Following Windows market share on NetApplications, as I do every month, it’s clear to me that Windows 8.x isn’t the hit Microsoft hoped for. There are several reasons for this, all of which I’ve discussed previously -- dwindling PC sales, users dislike of touch and the Modern UI, and so on.
Last month Windows 7’s growth outpaced that of Windows 8.x by four fold, and it’s not the first time the older OS has proven the more popular choice either. It’s becoming something of a regular occurrence. Adoption of the tiled OS is slow, very slow. Especially compared with the strong pick up Windows 7 enjoyed from the start.
November was not a good month for Microsoft’s tiled operating system. While Windows 8.1’s market share grew, Windows 8’s share dropped (to be expected as users upgrade). But the real kicker for Microsoft was Windows 7’s growth which saw the older OS easily besting Windows 8.x’s gains.
I really like Windows 8.1 and when people ask me if they should upgrade to the new operating system I say yes, and reel off a list of reasons. But I feel deep down like I’m championing a presidential candidate who no one is ever going to vote for.
Although Microsoft made upgrading from Windows 8 to 8.1 easy and free, the process has to be done through the Microsoft Store. If you want an ISO version of the OS, and don’t have a TechNet or MSDN subscription, you need to engage in a little trickery, which is straightforward enough, but not ideal.
As someone who once bought a brand new Advent laptop with Vista on it, but without any discs I could use to reinstall or repair the OS in the event of trouble, I know how frustrating not having a physical (or digital) copy can be. Newegg is currently offering a "Windows 8.1 Back-up Media disc" for pre-order that could potentially save the day.

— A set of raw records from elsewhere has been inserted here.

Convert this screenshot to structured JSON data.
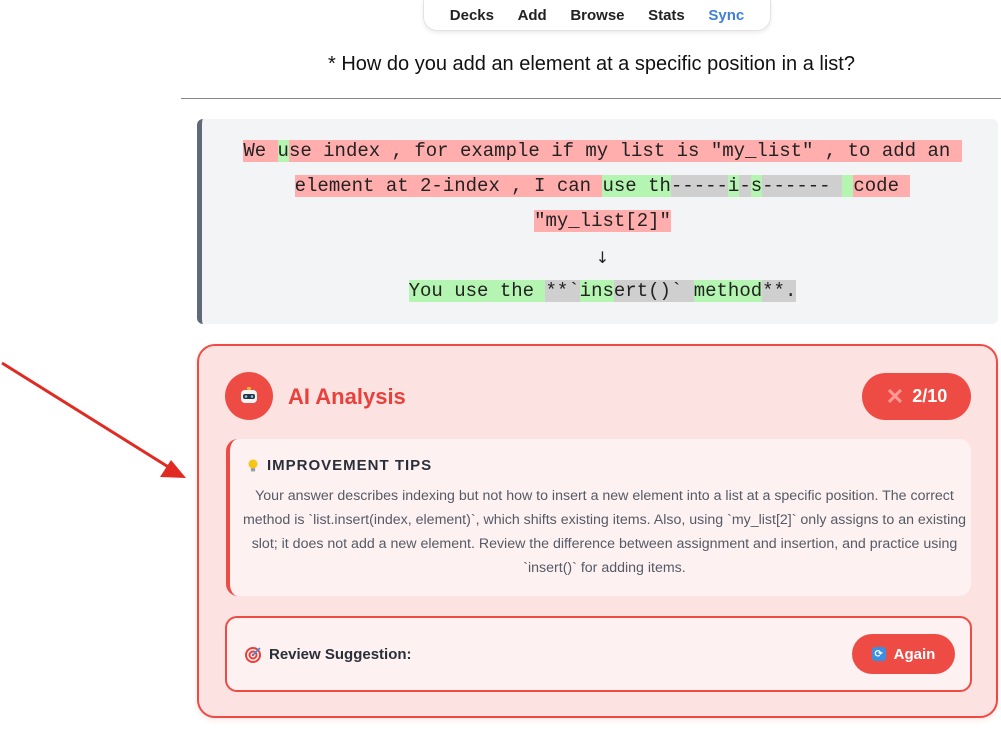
{
  "nav": {
    "items": [
      {
        "label": "Decks"
      },
      {
        "label": "Add"
      },
      {
        "label": "Browse"
      },
      {
        "label": "Stats"
      },
      {
        "label": "Sync",
        "active": true
      }
    ]
  },
  "question": "* How do you add an element at a specific position in a list?",
  "diff": {
    "line1": [
      {
        "t": "We ",
        "k": "bad"
      },
      {
        "t": "u",
        "k": "good"
      },
      {
        "t": "se index , for example if my list is \"my_list\" , to add an ",
        "k": "bad"
      }
    ],
    "line2": [
      {
        "t": "element at 2-index , I can ",
        "k": "bad"
      },
      {
        "t": "use th",
        "k": "good"
      },
      {
        "t": "-----",
        "k": "miss"
      },
      {
        "t": "i",
        "k": "good"
      },
      {
        "t": "-",
        "k": "miss"
      },
      {
        "t": "s",
        "k": "good"
      },
      {
        "t": "------ ",
        "k": "miss"
      },
      {
        "t": " ",
        "k": "good"
      },
      {
        "t": "c",
        "k": "bad"
      },
      {
        "t": "ode ",
        "k": "bad"
      }
    ],
    "line3": [
      {
        "t": "\"my_list[2]\"",
        "k": "bad"
      }
    ],
    "arrow": "↓",
    "line4": [
      {
        "t": "You use the ",
        "k": "good"
      },
      {
        "t": "**`",
        "k": "miss"
      },
      {
        "t": "ins",
        "k": "good"
      },
      {
        "t": "ert()` ",
        "k": "miss"
      },
      {
        "t": "method",
        "k": "good"
      },
      {
        "t": "**.",
        "k": "miss"
      }
    ]
  },
  "ai": {
    "title": "AI Analysis",
    "score": "2/10",
    "tips_heading": "IMPROVEMENT TIPS",
    "tips_text": "Your answer describes indexing but not how to insert a new element into a list at a specific position. The correct method is `list.insert(index, element)`, which shifts existing items. Also, using `my_list[2]` only assigns to an existing slot; it does not add a new element. Review the difference between assignment and insertion, and practice using `insert()` for adding items.",
    "review_label": "Review Suggestion:",
    "again_label": "Again"
  },
  "colors": {
    "accent": "#ef4b45",
    "diff_bad": "#ffadad",
    "diff_good": "#b5f5b2",
    "diff_missing": "#cfcfcf",
    "sync_link": "#3f7fd9"
  }
}
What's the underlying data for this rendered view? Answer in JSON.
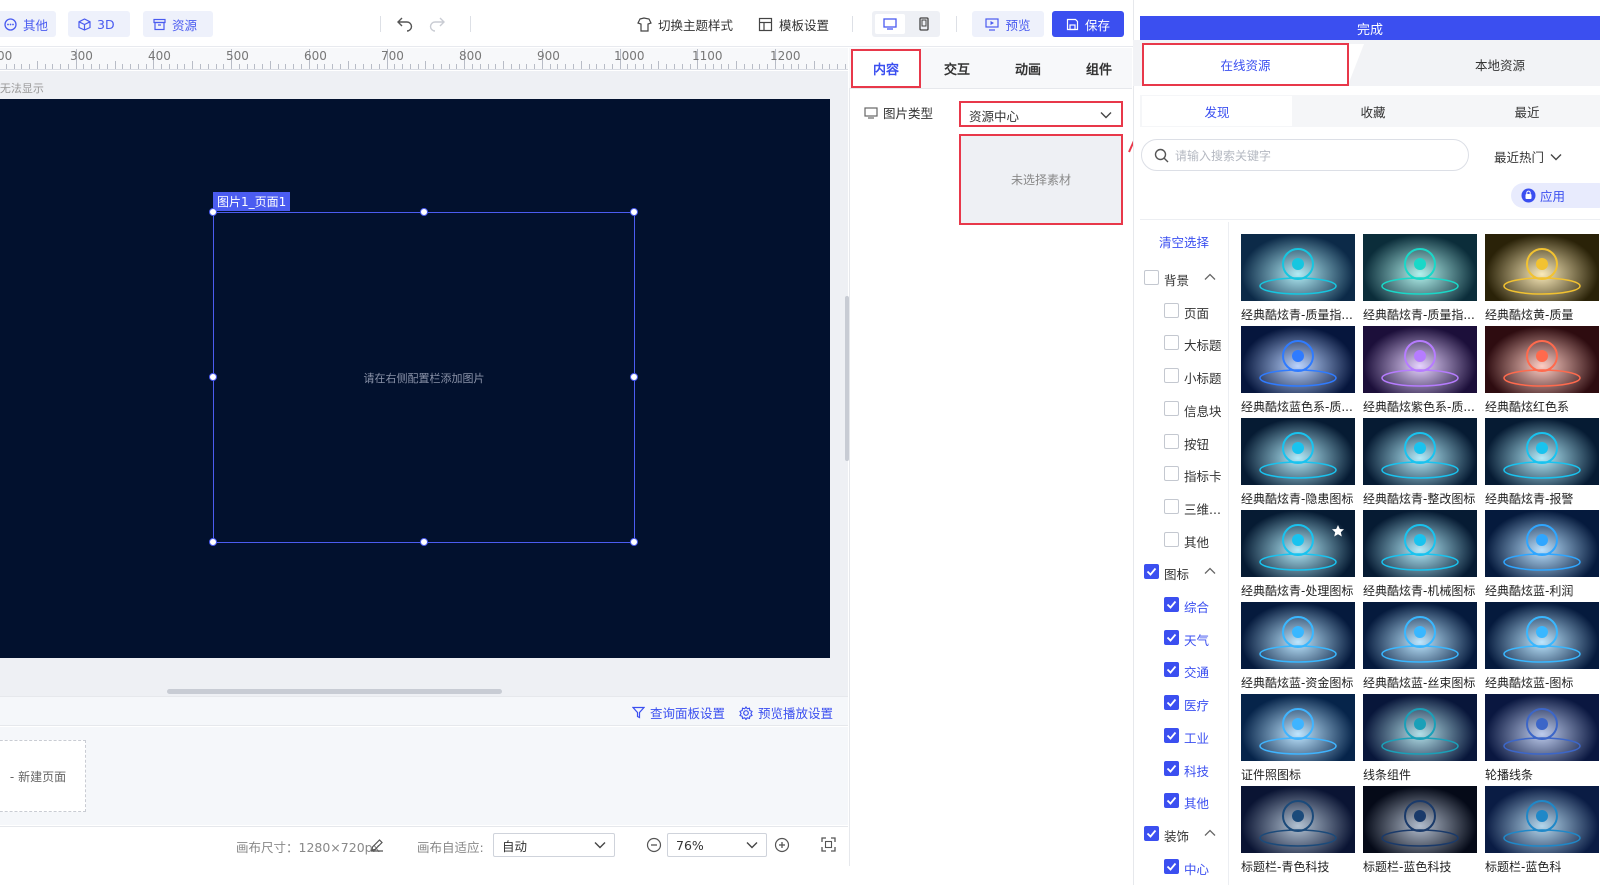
{
  "toolbar": {
    "other_label": "其他",
    "threed_label": "3D",
    "resource_label": "资源",
    "switch_theme_label": "切换主题样式",
    "template_settings_label": "模板设置",
    "preview_label": "预览",
    "save_label": "保存"
  },
  "ruler": {
    "labels": [
      "00",
      "300",
      "400",
      "500",
      "600",
      "700",
      "800",
      "900",
      "1000",
      "1100",
      "1200"
    ]
  },
  "canvas": {
    "hint_left": "f无法显示",
    "element_label": "图片1_页面1",
    "placeholder": "请在右侧配置栏添加图片",
    "background": "#02112e",
    "accent": "#4b5cf0"
  },
  "panel_bar": {
    "query_panel_label": "查询面板设置",
    "preview_play_label": "预览播放设置"
  },
  "pages": {
    "new_page_label": "- 新建页面"
  },
  "status": {
    "canvas_size_label": "画布尺寸：1280×720px",
    "auto_fit_label": "画布自适应:",
    "auto_fit_value": "自动",
    "zoom_value": "76%"
  },
  "config": {
    "tabs": [
      "内容",
      "交互",
      "动画",
      "组件"
    ],
    "image_type_label": "图片类型",
    "image_type_value": "资源中心",
    "no_material_text": "未选择素材"
  },
  "resources": {
    "done_label": "完成",
    "source_tabs": [
      "在线资源",
      "本地资源"
    ],
    "sub_tabs": [
      "发现",
      "收藏",
      "最近"
    ],
    "search_placeholder": "请输入搜索关键字",
    "sort_value": "最近热门",
    "apply_label": "应用",
    "clear_label": "清空选择",
    "categories": {
      "background": {
        "label": "背景",
        "checked": false,
        "items": [
          "页面",
          "大标题",
          "小标题",
          "信息块",
          "按钮",
          "指标卡",
          "三维...",
          "其他"
        ]
      },
      "icon": {
        "label": "图标",
        "checked": true,
        "items": [
          "综合",
          "天气",
          "交通",
          "医疗",
          "工业",
          "科技",
          "其他"
        ]
      },
      "decoration": {
        "label": "装饰",
        "checked": true,
        "items": [
          "中心"
        ]
      }
    },
    "grid": [
      [
        "经典酷炫青-质量指...",
        "经典酷炫青-质量指...",
        "经典酷炫黄-质量"
      ],
      [
        "经典酷炫蓝色系-质...",
        "经典酷炫紫色系-质...",
        "经典酷炫红色系"
      ],
      [
        "经典酷炫青-隐患图标",
        "经典酷炫青-整改图标",
        "经典酷炫青-报警"
      ],
      [
        "经典酷炫青-处理图标",
        "经典酷炫青-机械图标",
        "经典酷炫蓝-利润"
      ],
      [
        "经典酷炫蓝-资金图标",
        "经典酷炫蓝-丝束图标",
        "经典酷炫蓝-图标"
      ],
      [
        "证件照图标",
        "线条组件",
        "轮播线条"
      ],
      [
        "标题栏-青色科技",
        "标题栏-蓝色科技",
        "标题栏-蓝色科"
      ]
    ]
  }
}
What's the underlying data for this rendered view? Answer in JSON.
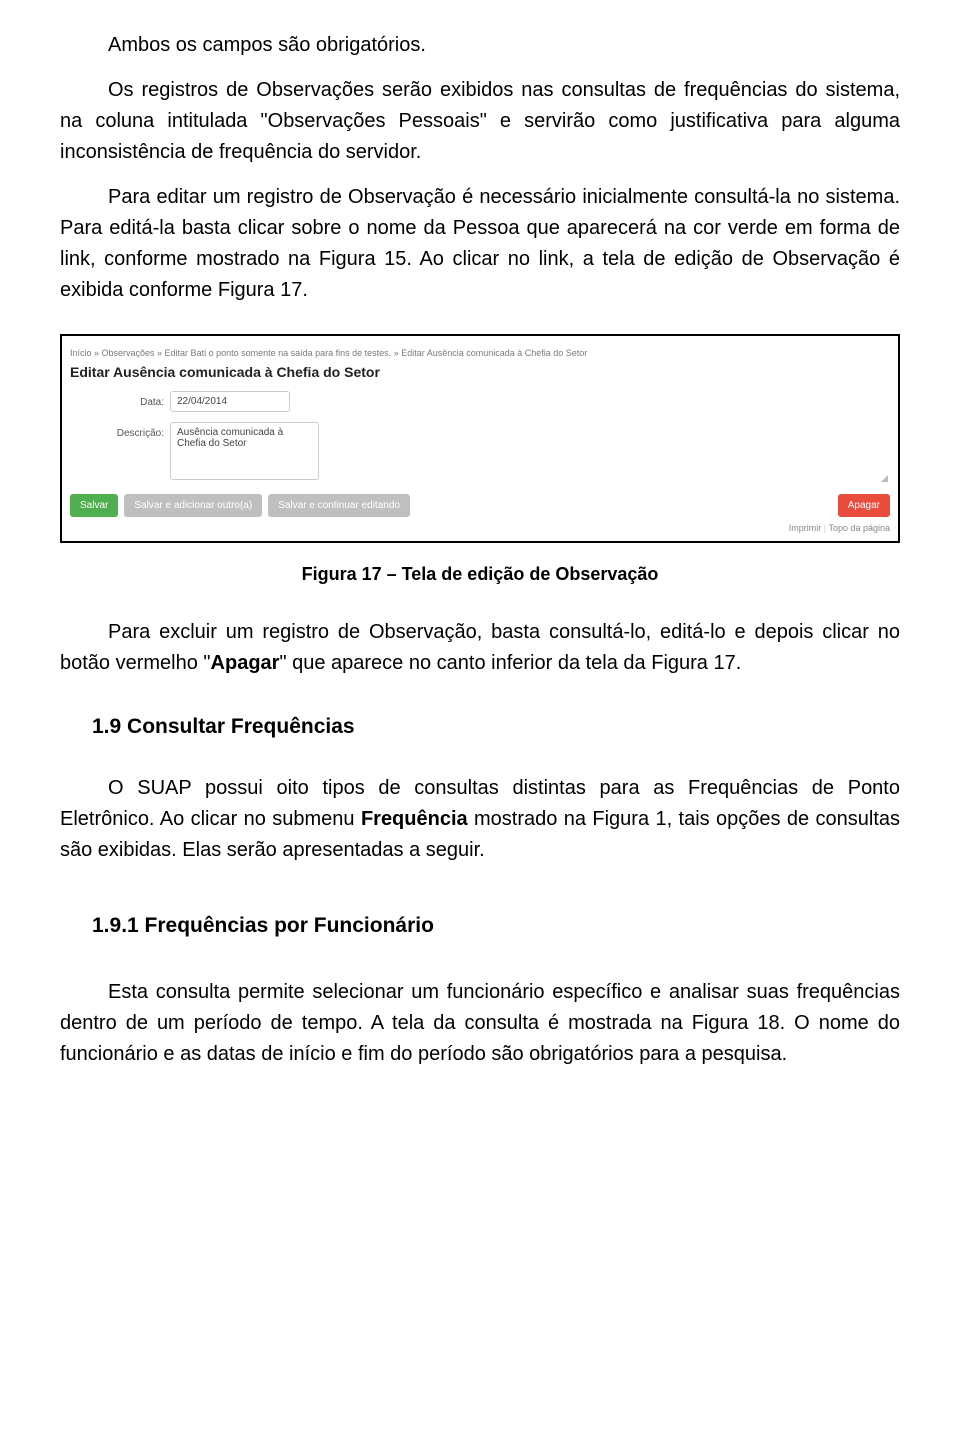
{
  "p1": "Ambos os campos são obrigatórios.",
  "p2": "Os registros de Observações serão exibidos nas consultas de frequências do sistema, na coluna intitulada \"Observações Pessoais\" e servirão como justificativa para alguma inconsistência de frequência do servidor.",
  "p3": "Para editar um registro de Observação é necessário inicialmente consultá-la no sistema. Para editá-la basta clicar sobre o nome da Pessoa que aparecerá na cor verde em forma de link, conforme mostrado na Figura 15. Ao clicar no link, a tela de edição de Observação é exibida conforme Figura 17.",
  "shot": {
    "breadcrumb": "Início  »  Observações  »  Editar Bati o ponto somente na saída para fins de testes.  »  Editar Ausência comunicada à Chefia do Setor",
    "title": "Editar Ausência comunicada à Chefia do Setor",
    "data_label": "Data:",
    "data_value": "22/04/2014",
    "desc_label": "Descrição:",
    "desc_value": "Ausência comunicada à Chefia do Setor",
    "btn_save": "Salvar",
    "btn_save_add": "Salvar e adicionar outro(a)",
    "btn_save_cont": "Salvar e continuar editando",
    "btn_delete": "Apagar",
    "footer_print": "Imprimir",
    "footer_top": "Topo da página"
  },
  "figcap": "Figura 17 – Tela de edição de Observação",
  "p4a": "Para excluir um registro de Observação, basta consultá-lo, editá-lo e depois clicar no botão vermelho \"",
  "p4bold": "Apagar",
  "p4b": "\" que aparece no canto inferior da tela da Figura 17.",
  "h2": "1.9 Consultar Frequências",
  "p5a": "O SUAP possui oito tipos de consultas distintas para as Frequências de Ponto Eletrônico. Ao clicar no submenu ",
  "p5bold": "Frequência",
  "p5b": " mostrado na Figura 1, tais opções de consultas são exibidas. Elas serão apresentadas a seguir.",
  "h3": "1.9.1 Frequências por Funcionário",
  "p6": "Esta consulta permite selecionar um funcionário específico e analisar suas frequências dentro de um período de tempo. A tela da consulta é mostrada na Figura 18. O nome do funcionário e as datas de início e fim do período são obrigatórios para a pesquisa."
}
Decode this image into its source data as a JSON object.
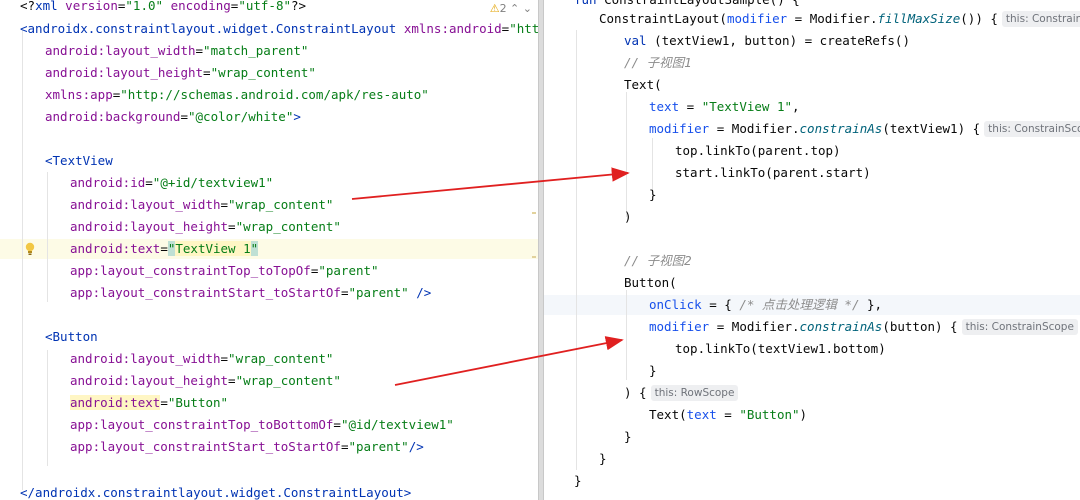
{
  "left_editor": {
    "warning_count": "2",
    "lines": [
      [
        [
          "t-plain",
          "<?"
        ],
        [
          "t-tag",
          "xml "
        ],
        [
          "t-attr",
          "version"
        ],
        [
          "t-plain",
          "="
        ],
        [
          "t-str",
          "\"1.0\""
        ],
        [
          "t-plain",
          " "
        ],
        [
          "t-attr",
          "encoding"
        ],
        [
          "t-plain",
          "="
        ],
        [
          "t-str",
          "\"utf-8\""
        ],
        [
          "t-plain",
          "?>"
        ]
      ],
      [
        [
          "t-bracket",
          "<androidx.constraintlayout.widget.ConstraintLayout "
        ],
        [
          "t-attr",
          "xmlns:android"
        ],
        [
          "t-plain",
          "="
        ],
        [
          "t-str",
          "\"http://schemas.android.com/apk/res/android\""
        ]
      ],
      [
        [
          "t-attr",
          "android:layout_width"
        ],
        [
          "t-plain",
          "="
        ],
        [
          "t-str",
          "\"match_parent\""
        ]
      ],
      [
        [
          "t-attr",
          "android:layout_height"
        ],
        [
          "t-plain",
          "="
        ],
        [
          "t-str",
          "\"wrap_content\""
        ]
      ],
      [
        [
          "t-attr",
          "xmlns:app"
        ],
        [
          "t-plain",
          "="
        ],
        [
          "t-str",
          "\"http://schemas.android.com/apk/res-auto\""
        ]
      ],
      [
        [
          "t-attr",
          "android:background"
        ],
        [
          "t-plain",
          "="
        ],
        [
          "t-str",
          "\"@color/white\""
        ],
        [
          "t-bracket",
          ">"
        ]
      ],
      [],
      [
        [
          "t-bracket",
          "<TextView"
        ]
      ],
      [
        [
          "t-attr",
          "android:id"
        ],
        [
          "t-plain",
          "="
        ],
        [
          "t-str",
          "\"@+id/textview1\""
        ]
      ],
      [
        [
          "t-attr",
          "android:layout_width"
        ],
        [
          "t-plain",
          "="
        ],
        [
          "t-str",
          "\"wrap_content\""
        ]
      ],
      [
        [
          "t-attr",
          "android:layout_height"
        ],
        [
          "t-plain",
          "="
        ],
        [
          "t-str",
          "\"wrap_content\""
        ]
      ],
      [
        [
          "t-attr",
          "android:text"
        ],
        [
          "t-plain",
          "="
        ],
        [
          "t-str sel-caret",
          "\""
        ],
        [
          "t-str hl-word",
          "TextView 1"
        ],
        [
          "t-str sel-caret",
          "\""
        ]
      ],
      [
        [
          "t-attr",
          "app:layout_constraintTop_toTopOf"
        ],
        [
          "t-plain",
          "="
        ],
        [
          "t-str",
          "\"parent\""
        ]
      ],
      [
        [
          "t-attr",
          "app:layout_constraintStart_toStartOf"
        ],
        [
          "t-plain",
          "="
        ],
        [
          "t-str",
          "\"parent\""
        ],
        [
          "t-bracket",
          " />"
        ]
      ],
      [],
      [
        [
          "t-bracket",
          "<Button"
        ]
      ],
      [
        [
          "t-attr",
          "android:layout_width"
        ],
        [
          "t-plain",
          "="
        ],
        [
          "t-str",
          "\"wrap_content\""
        ]
      ],
      [
        [
          "t-attr",
          "android:layout_height"
        ],
        [
          "t-plain",
          "="
        ],
        [
          "t-str",
          "\"wrap_content\""
        ]
      ],
      [
        [
          "t-attr hl-word",
          "android:text"
        ],
        [
          "t-plain",
          "="
        ],
        [
          "t-str",
          "\"Button\""
        ]
      ],
      [
        [
          "t-attr",
          "app:layout_constraintTop_toBottomOf"
        ],
        [
          "t-plain",
          "="
        ],
        [
          "t-str",
          "\"@id/textview1\""
        ]
      ],
      [
        [
          "t-attr",
          "app:layout_constraintStart_toStartOf"
        ],
        [
          "t-plain",
          "="
        ],
        [
          "t-str",
          "\"parent\""
        ],
        [
          "t-bracket",
          "/>"
        ]
      ],
      [],
      [
        [
          "t-bracket",
          "</androidx.constraintlayout.widget.ConstraintLayout>"
        ]
      ]
    ]
  },
  "right_editor": {
    "lines": [
      [
        [
          "t-key",
          "fun "
        ],
        [
          "t-plain",
          "ConstraintLayoutSample() {"
        ]
      ],
      [
        [
          "t-plain",
          "ConstraintLayout("
        ],
        [
          "t-param",
          "modifier"
        ],
        [
          "t-plain",
          " = Modifier."
        ],
        [
          "t-italic",
          "fillMaxSize"
        ],
        [
          "t-plain",
          "()) {"
        ],
        [
          "hint",
          "this: ConstraintLayoutScope"
        ]
      ],
      [
        [
          "t-key",
          "val "
        ],
        [
          "t-plain",
          "(textView1, button) = createRefs()"
        ]
      ],
      [
        [
          "t-comment",
          "// 子视图1"
        ]
      ],
      [
        [
          "t-plain",
          "Text("
        ]
      ],
      [
        [
          "t-param",
          "text"
        ],
        [
          "t-plain",
          " = "
        ],
        [
          "t-str",
          "\"TextView 1\""
        ],
        [
          "t-plain",
          ","
        ]
      ],
      [
        [
          "t-param",
          "modifier"
        ],
        [
          "t-plain",
          " = Modifier."
        ],
        [
          "t-italic",
          "constrainAs"
        ],
        [
          "t-plain",
          "(textView1) {"
        ],
        [
          "hint",
          "this: ConstrainScope"
        ]
      ],
      [
        [
          "t-plain",
          "top.linkTo(parent.top)"
        ]
      ],
      [
        [
          "t-plain",
          "start.linkTo(parent.start)"
        ]
      ],
      [
        [
          "t-plain",
          "}"
        ]
      ],
      [
        [
          "t-plain",
          ")"
        ]
      ],
      [],
      [
        [
          "t-comment",
          "// 子视图2"
        ]
      ],
      [
        [
          "t-plain",
          "Button("
        ]
      ],
      [
        [
          "t-param",
          "onClick"
        ],
        [
          "t-plain",
          " = { "
        ],
        [
          "t-comment",
          "/* 点击处理逻辑 */"
        ],
        [
          "t-plain",
          " },"
        ]
      ],
      [
        [
          "t-param",
          "modifier"
        ],
        [
          "t-plain",
          " = Modifier."
        ],
        [
          "t-italic",
          "constrainAs"
        ],
        [
          "t-plain",
          "(button) {"
        ],
        [
          "hint",
          "this: ConstrainScope"
        ]
      ],
      [
        [
          "t-plain",
          "top.linkTo(textView1.bottom)"
        ]
      ],
      [
        [
          "t-plain",
          "}"
        ]
      ],
      [
        [
          "t-plain",
          ") {"
        ],
        [
          "hint",
          "this: RowScope"
        ]
      ],
      [
        [
          "t-plain",
          "Text("
        ],
        [
          "t-param",
          "text"
        ],
        [
          "t-plain",
          " = "
        ],
        [
          "t-str",
          "\"Button\""
        ],
        [
          "t-plain",
          ")"
        ]
      ],
      [
        [
          "t-plain",
          "}"
        ]
      ],
      [
        [
          "t-plain",
          "}"
        ]
      ],
      [
        [
          "t-plain",
          "}"
        ]
      ]
    ]
  },
  "colors": {
    "arrow": "#e02020",
    "selection": "#fff6c4"
  }
}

Windows 8.1 is a huge improvement over Windows 8. Once you've spent any time in the preview (or one of the leaked builds) you'll find it impossible to go back to the obviously half-baked original.
But the default setup still has some annoyances that get in the way and prevent you from just booting up your PC and using Windows. For starters there's the lock screen to get through -- a delaying stage which serves little purpose in a home environment. Then you have to enter your password and log to in your Microsoft account, and finally, once you've cleared those steps, there's the Modern UI to go through on your way to the desktop. Fortunately you can configure Windows 8.1 to skip all of that nonsense.